Published on

# More PowerShell automation and unrelated updates

Authors

A recent post by Lee Holmes on breaking your writer's (blogger's?) block is prompting this post. I recently finished reading Steve McConnell's book, Code Complete*, over the Christmas holidays and the book was amazing. As I read it, I began taking lists of things I wanted to post on that were excellent advice... and ran into a block because there was just so much I wanted to say about. I still plan on writing more detailed posts on the issue but, as Lee suggests, I need to just get out here and post more.

So anyway.

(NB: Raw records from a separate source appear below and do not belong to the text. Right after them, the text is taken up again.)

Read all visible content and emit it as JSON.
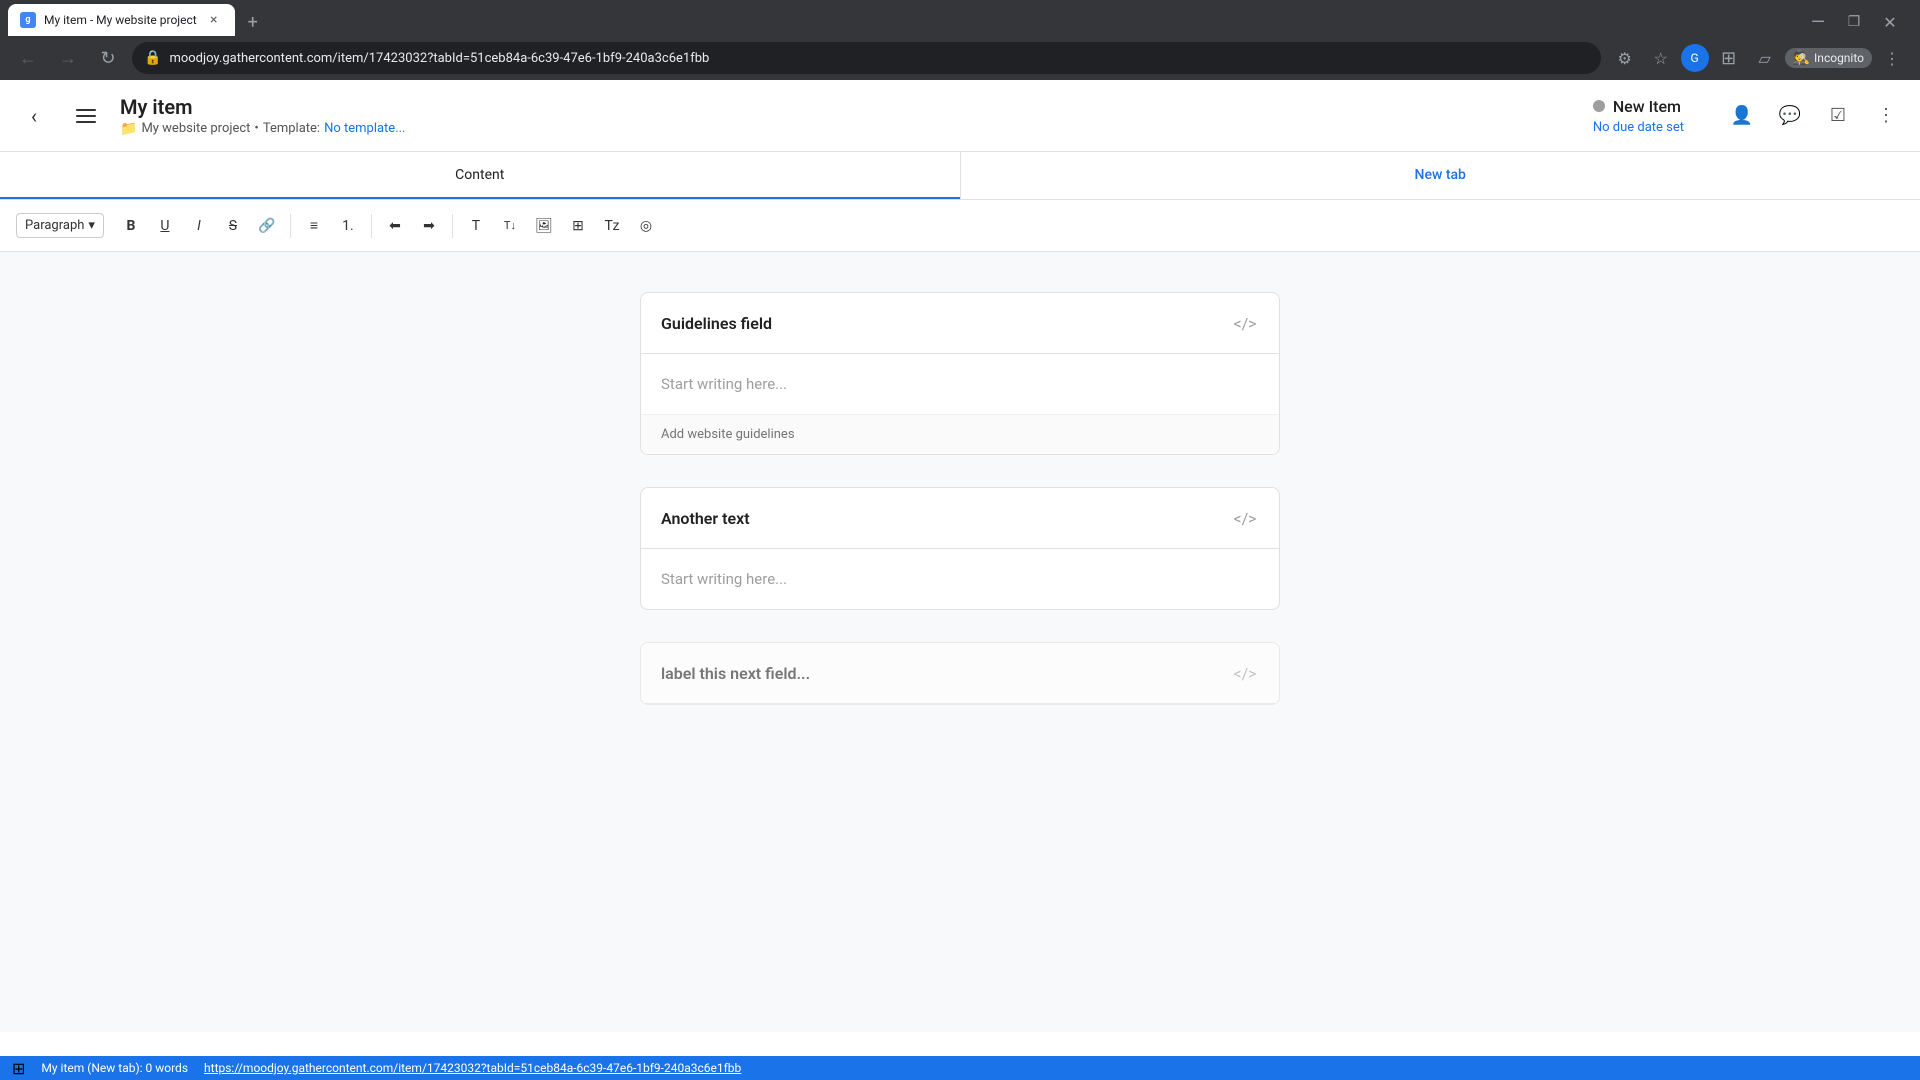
{
  "browser": {
    "tab_title": "My item - My website project",
    "tab_close": "×",
    "new_tab_icon": "+",
    "url": "moodjoy.gathercontent.com/item/17423032?tabId=51ceb84a-6c39-47e6-1bf9-240a3c6e1fbb",
    "window_minimize": "—",
    "window_restore": "❐",
    "window_close": "✕",
    "nav_back": "←",
    "nav_forward": "→",
    "nav_refresh": "↻",
    "incognito_label": "Incognito",
    "status_bar_text": "My item (New tab): 0 words",
    "status_bar_link": "https://moodjoy.gathercontent.com/item/17423032?tabId=51ceb84a-6c39-47e6-1bf9-240a3c6e1fbb"
  },
  "header": {
    "title": "My item",
    "project": "My website project",
    "template_label": "Template:",
    "template_value": "No template...",
    "status_label": "New Item",
    "due_date": "No due date set"
  },
  "tabs": {
    "content_tab": "Content",
    "new_tab": "New tab"
  },
  "toolbar": {
    "paragraph_label": "Paragraph",
    "bold": "B",
    "underline": "U",
    "italic": "I",
    "strikethrough": "S"
  },
  "fields": [
    {
      "id": "field-1",
      "title": "Guidelines field",
      "placeholder": "Start writing here...",
      "hint": "Add website guidelines"
    },
    {
      "id": "field-2",
      "title": "Another text",
      "placeholder": "Start writing here...",
      "hint": null
    },
    {
      "id": "field-3",
      "title": "label this next field...",
      "placeholder": "",
      "hint": null
    }
  ]
}
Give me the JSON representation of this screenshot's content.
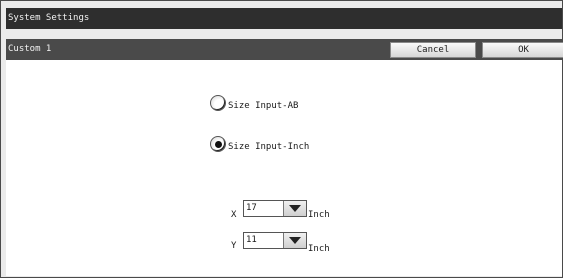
{
  "window": {
    "title": "System Settings"
  },
  "header": {
    "title": "Custom 1",
    "cancel_label": "Cancel",
    "ok_label": "OK"
  },
  "radio_options": [
    {
      "label": "Size Input-AB",
      "checked": false
    },
    {
      "label": "Size Input-Inch",
      "checked": true
    }
  ],
  "dimensions": {
    "x": {
      "label": "X",
      "value": "17",
      "unit": "Inch"
    },
    "y": {
      "label": "Y",
      "value": "11",
      "unit": "Inch"
    }
  }
}
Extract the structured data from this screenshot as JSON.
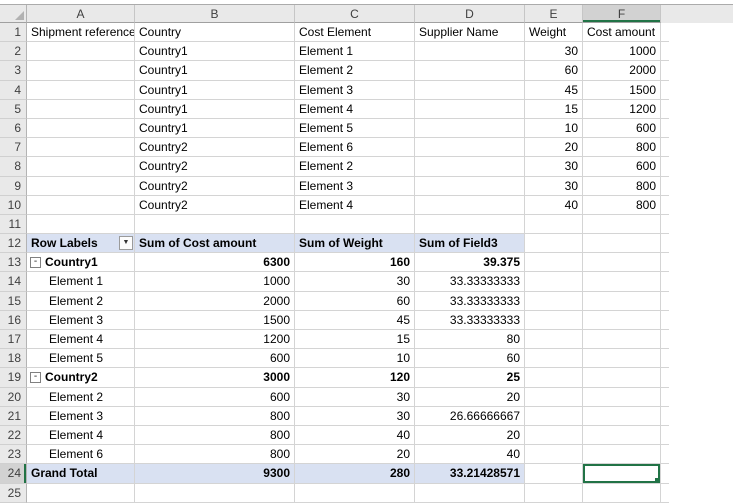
{
  "grid": {
    "column_headers": [
      "A",
      "B",
      "C",
      "D",
      "E",
      "F"
    ],
    "selected_cell": "F24",
    "selected_column": "F",
    "selected_row": "24",
    "icons": {
      "filter_glyph": "▼",
      "collapse_glyph": "-"
    },
    "colors": {
      "selection_accent": "#217346",
      "pivot_fill": "#D9E1F2",
      "header_fill": "#E9E9E9",
      "gridline": "#D4D4D4"
    }
  },
  "rows": [
    {
      "n": "1",
      "kind": "data-header",
      "cells": {
        "A": "Shipment reference",
        "B": "Country",
        "C": "Cost Element",
        "D": "Supplier Name",
        "E": "Weight",
        "F": "Cost amount"
      }
    },
    {
      "n": "2",
      "kind": "data",
      "cells": {
        "B": "Country1",
        "C": "Element 1",
        "E": "30",
        "F": "1000"
      }
    },
    {
      "n": "3",
      "kind": "data",
      "cells": {
        "B": "Country1",
        "C": "Element 2",
        "E": "60",
        "F": "2000"
      }
    },
    {
      "n": "4",
      "kind": "data",
      "cells": {
        "B": "Country1",
        "C": "Element 3",
        "E": "45",
        "F": "1500"
      }
    },
    {
      "n": "5",
      "kind": "data",
      "cells": {
        "B": "Country1",
        "C": "Element 4",
        "E": "15",
        "F": "1200"
      }
    },
    {
      "n": "6",
      "kind": "data",
      "cells": {
        "B": "Country1",
        "C": "Element 5",
        "E": "10",
        "F": "600"
      }
    },
    {
      "n": "7",
      "kind": "data",
      "cells": {
        "B": "Country2",
        "C": "Element 6",
        "E": "20",
        "F": "800"
      }
    },
    {
      "n": "8",
      "kind": "data",
      "cells": {
        "B": "Country2",
        "C": "Element 2",
        "E": "30",
        "F": "600"
      }
    },
    {
      "n": "9",
      "kind": "data",
      "cells": {
        "B": "Country2",
        "C": "Element 3",
        "E": "30",
        "F": "800"
      }
    },
    {
      "n": "10",
      "kind": "data",
      "cells": {
        "B": "Country2",
        "C": "Element 4",
        "E": "40",
        "F": "800"
      }
    },
    {
      "n": "11",
      "kind": "blank",
      "cells": {}
    },
    {
      "n": "12",
      "kind": "pivot-header",
      "cells": {
        "A": "Row Labels",
        "B": "Sum of Cost amount",
        "C": "Sum of Weight",
        "D": "Sum of Field3"
      }
    },
    {
      "n": "13",
      "kind": "pivot-group",
      "cells": {
        "A": "Country1",
        "B": "6300",
        "C": "160",
        "D": "39.375"
      }
    },
    {
      "n": "14",
      "kind": "pivot-item",
      "cells": {
        "A": "Element 1",
        "B": "1000",
        "C": "30",
        "D": "33.33333333"
      }
    },
    {
      "n": "15",
      "kind": "pivot-item",
      "cells": {
        "A": "Element 2",
        "B": "2000",
        "C": "60",
        "D": "33.33333333"
      }
    },
    {
      "n": "16",
      "kind": "pivot-item",
      "cells": {
        "A": "Element 3",
        "B": "1500",
        "C": "45",
        "D": "33.33333333"
      }
    },
    {
      "n": "17",
      "kind": "pivot-item",
      "cells": {
        "A": "Element 4",
        "B": "1200",
        "C": "15",
        "D": "80"
      }
    },
    {
      "n": "18",
      "kind": "pivot-item",
      "cells": {
        "A": "Element 5",
        "B": "600",
        "C": "10",
        "D": "60"
      }
    },
    {
      "n": "19",
      "kind": "pivot-group",
      "cells": {
        "A": "Country2",
        "B": "3000",
        "C": "120",
        "D": "25"
      }
    },
    {
      "n": "20",
      "kind": "pivot-item",
      "cells": {
        "A": "Element 2",
        "B": "600",
        "C": "30",
        "D": "20"
      }
    },
    {
      "n": "21",
      "kind": "pivot-item",
      "cells": {
        "A": "Element 3",
        "B": "800",
        "C": "30",
        "D": "26.66666667"
      }
    },
    {
      "n": "22",
      "kind": "pivot-item",
      "cells": {
        "A": "Element 4",
        "B": "800",
        "C": "40",
        "D": "20"
      }
    },
    {
      "n": "23",
      "kind": "pivot-item",
      "cells": {
        "A": "Element 6",
        "B": "800",
        "C": "20",
        "D": "40"
      }
    },
    {
      "n": "24",
      "kind": "pivot-total",
      "cells": {
        "A": "Grand Total",
        "B": "9300",
        "C": "280",
        "D": "33.21428571"
      }
    },
    {
      "n": "25",
      "kind": "blank",
      "cells": {}
    }
  ]
}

Recently, I posted an entry on calculating file hashes with PowerShell and promptly had to put an update because the PowerShell Community Extensions (PsCx) had provided a better file hash function. The good thing about PsCx is that it really provides a good example of PowerShell code and has a lot of cmdlets that drive home automating PowerShell for your needs.

One of my favorite functions is incredibly simple but it highlights how you can save just a few keystrokes for more productivity. The Edit-File function uses a predefined variable that points to an EXE path and runs the EXE with the specified parameter. There is also an alias for it (e) so you can type something like "e somefile.txt" and it will open. I like this method a little better than actually renaming notepad.exe to n.exe (*cough* Scott Hanselman *cough* :-) ). It actually prompted me to create multiple, similar functions so that I can open files in different editors (I use Ultra-Edit, Notepad2, Notepad++, or who knows what else) without having to respecify the editor variable. Now I type "u somefile.txt" to open a file in Ultra-Edit.

This also prompted me to set up the winmerge function below:

function winmerge ([string]$path1, [string]$path2) {
$winmergePath = "c:\program files\winmerge\winmerge.exe" .$winmergePath $path1$path2
}


It allows me to quickly see the comparisons between two different files without having to preselect them with the mouse. It is simple, but quite convenient. And I also don't have to go adding all sorts of random directories to my PATH just so I can get to them more quickly.

So there you go: my PowerShell automation.

I also promised some unrelated updates. On Monday, January 8, I had LASIK surgery on both of my eyes to correct my extreme nearsightedness. The whole operation took 15 minutes and the only discomfort I had was a headache and some stinging eyes on the day of the operation. Since that time, my left eye can already see with 20/15 vision. My right eye is still a little fuzzy, but that is supposed to clear up in another day or so - it took the laser twice as long to correct my right eye as it did my left eye!

If anyone is interested in more details on my experiences with LASIK, I'd be happy to provide a follow-up post on it.

* Jeff Atwood really should get some sort of referral rewards for recommending Code Complete... I mean seriously...